WHY DID THE EPIDEMIC OCCUR?

Although no clear explanation for this epidemic of inhalation anthrax was discovered, the circumstantial evidence suggested a relationship to a particular batch of goat hair. It is possible that the observed temporal association of the processing of a single hair order from India with the onsets of the epidemic cases was a coincidental one. Nevertheless, an hypothesis which suggests itself is that this particular batch contained an unusual number of highly virulent anthrax spores to which was added during most of the epidemic a virulence-enhancing substance (the scouring detergent). In support of this hypothesis are the following facts: that anthrax organisms were demonstrated in large numbers in this hair order; that the agents recovered from the patients were virulent by the inhalation route for monkeys and guinea pigs; and that the scouring detergent enhanced this virulence. Insufficient numbers of strains have been tested for virulence by this route to characterize the virulence of these agents relative to other strains. The available data were consistent with high virulence. By extrapolation to man of the experimental dose-response curve of one Manchester strain in monkeys (LD50 = 6,000), it can be calculated that a 10-fold increase in the observed concentration of spores might have caused an epidemic if the organisms belonged to the Manchester strain. If enhancement of virulence by the scouring detergent in the Manchester mill is also assumed, then a lower spore concentration might have been dangerous.

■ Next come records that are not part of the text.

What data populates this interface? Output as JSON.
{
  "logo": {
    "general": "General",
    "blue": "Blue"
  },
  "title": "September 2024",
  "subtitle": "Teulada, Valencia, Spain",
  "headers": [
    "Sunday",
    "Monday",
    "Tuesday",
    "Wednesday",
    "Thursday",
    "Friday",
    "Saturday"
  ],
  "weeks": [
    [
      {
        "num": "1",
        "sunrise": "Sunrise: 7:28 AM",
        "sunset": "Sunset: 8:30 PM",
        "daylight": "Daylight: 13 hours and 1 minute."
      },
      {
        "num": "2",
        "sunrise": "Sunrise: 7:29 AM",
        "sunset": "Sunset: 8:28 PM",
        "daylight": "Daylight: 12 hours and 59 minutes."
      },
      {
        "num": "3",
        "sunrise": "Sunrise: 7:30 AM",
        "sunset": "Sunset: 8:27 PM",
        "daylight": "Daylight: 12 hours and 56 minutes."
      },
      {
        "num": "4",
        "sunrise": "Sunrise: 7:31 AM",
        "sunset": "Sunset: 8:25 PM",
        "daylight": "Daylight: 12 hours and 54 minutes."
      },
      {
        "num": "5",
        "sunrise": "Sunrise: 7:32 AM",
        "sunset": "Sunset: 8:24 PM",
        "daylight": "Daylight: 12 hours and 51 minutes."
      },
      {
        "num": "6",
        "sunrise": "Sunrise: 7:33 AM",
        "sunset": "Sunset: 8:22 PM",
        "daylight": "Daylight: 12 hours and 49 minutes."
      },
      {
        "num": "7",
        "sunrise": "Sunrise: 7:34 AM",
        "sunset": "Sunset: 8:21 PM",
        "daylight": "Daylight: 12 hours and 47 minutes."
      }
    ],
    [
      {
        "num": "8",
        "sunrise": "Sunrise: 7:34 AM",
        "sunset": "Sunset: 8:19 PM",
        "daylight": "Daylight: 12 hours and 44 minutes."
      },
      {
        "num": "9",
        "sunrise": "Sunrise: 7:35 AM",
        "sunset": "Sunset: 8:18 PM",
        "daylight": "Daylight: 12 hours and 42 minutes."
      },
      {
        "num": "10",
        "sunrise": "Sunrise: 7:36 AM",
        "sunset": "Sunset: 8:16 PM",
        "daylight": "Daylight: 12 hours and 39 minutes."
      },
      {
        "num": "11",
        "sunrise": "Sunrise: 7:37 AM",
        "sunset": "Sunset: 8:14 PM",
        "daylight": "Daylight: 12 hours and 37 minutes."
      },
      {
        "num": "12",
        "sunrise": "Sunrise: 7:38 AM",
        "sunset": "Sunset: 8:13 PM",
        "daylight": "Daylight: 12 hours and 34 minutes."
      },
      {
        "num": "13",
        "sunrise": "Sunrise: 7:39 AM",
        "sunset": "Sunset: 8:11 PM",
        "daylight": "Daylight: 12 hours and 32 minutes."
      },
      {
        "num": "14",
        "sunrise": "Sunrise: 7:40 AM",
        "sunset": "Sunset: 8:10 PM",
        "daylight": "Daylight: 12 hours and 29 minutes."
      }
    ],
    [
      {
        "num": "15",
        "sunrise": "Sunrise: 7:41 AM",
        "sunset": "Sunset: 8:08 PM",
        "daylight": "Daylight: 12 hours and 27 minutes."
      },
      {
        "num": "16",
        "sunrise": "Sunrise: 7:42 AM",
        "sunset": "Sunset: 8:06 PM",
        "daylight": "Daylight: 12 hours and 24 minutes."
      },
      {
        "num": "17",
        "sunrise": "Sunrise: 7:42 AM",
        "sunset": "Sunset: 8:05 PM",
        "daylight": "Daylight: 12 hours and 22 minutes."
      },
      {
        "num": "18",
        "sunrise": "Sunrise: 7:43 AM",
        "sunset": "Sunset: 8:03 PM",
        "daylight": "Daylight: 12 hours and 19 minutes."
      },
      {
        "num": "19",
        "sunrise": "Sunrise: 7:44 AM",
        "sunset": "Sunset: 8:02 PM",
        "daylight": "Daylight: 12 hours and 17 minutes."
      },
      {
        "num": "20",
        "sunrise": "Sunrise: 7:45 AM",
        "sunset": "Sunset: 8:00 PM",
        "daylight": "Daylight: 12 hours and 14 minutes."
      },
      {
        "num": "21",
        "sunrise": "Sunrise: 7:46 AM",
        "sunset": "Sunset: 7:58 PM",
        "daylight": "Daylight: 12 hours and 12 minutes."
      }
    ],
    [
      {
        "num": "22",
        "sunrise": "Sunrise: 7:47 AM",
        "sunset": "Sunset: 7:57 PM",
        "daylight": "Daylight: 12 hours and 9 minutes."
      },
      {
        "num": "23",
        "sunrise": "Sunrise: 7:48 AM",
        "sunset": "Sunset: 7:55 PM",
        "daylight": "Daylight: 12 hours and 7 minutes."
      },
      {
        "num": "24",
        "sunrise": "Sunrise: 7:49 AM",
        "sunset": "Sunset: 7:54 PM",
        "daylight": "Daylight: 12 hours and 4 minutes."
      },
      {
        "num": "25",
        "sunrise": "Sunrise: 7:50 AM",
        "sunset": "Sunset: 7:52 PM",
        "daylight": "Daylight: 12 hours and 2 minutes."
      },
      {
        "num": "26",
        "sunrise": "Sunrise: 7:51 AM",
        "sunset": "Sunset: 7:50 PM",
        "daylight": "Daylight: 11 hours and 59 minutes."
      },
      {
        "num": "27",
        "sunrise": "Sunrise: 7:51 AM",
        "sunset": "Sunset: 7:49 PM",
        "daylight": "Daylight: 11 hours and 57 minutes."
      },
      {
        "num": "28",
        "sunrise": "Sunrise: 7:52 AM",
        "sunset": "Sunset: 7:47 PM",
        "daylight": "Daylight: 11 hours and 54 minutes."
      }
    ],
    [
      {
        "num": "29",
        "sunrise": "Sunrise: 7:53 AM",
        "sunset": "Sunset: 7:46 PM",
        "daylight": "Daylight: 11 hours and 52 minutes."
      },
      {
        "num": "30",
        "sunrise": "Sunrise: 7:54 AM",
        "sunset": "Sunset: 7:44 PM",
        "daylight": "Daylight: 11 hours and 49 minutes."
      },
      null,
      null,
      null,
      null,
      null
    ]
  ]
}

The focal question appears to be whether a large dose of anthrax spores of the right size is sufficient to provoke infection, or is an additional factor necessary? The fact that inhalation anthrax occurs so rarely in mills where contaminated materials are handled day after day argues for a precipitating cause of the disease other than the presence of a sufficient quantity of organisms. Yet acute observers of the nineteenth century epidemics such as Spear (1) and Bell (19) were unable to find a common thread to bind their cases together, other than work with raw goat hair and exposure to dust therefrom.

It appears that hair and wool workers exposed to B. anthracis aerosols may inhale hundreds of spores into their alveoli each day without suffering clinical illness. In the presence of an unusually large number of spores, or of a highly virulent strain, however, the minimum lethal dose may be exceeded by the aerosols produced in the manufacturing processes, and an inhalation anthrax epidemic results.

It is to be stressed that this hypothesis, although attractive, is based not on proven facts, but on suggestive data and unproven assumptions. Our speculations are justified only by the rarity of the disease, which renders the elucidation of this epidemiologic problem in the near future unlikely. Important information touching on the subject could be obtained, however, by more frequent air sampling of textile mills to determine the maximum safe concentration of spores, by the development of methods for estimating the concentration of B. anthracis in hair or wool, and by the perfection of serologic methods for determining past infection with B. anthracis. From the point of view of industrial hygiene this conclusion appears to place stress on better ventilation of goat hair mills, or on sterilization of the hair as performed in England (25). The potential civil defense problem posed by anthrax aerosols is also emphasized (26).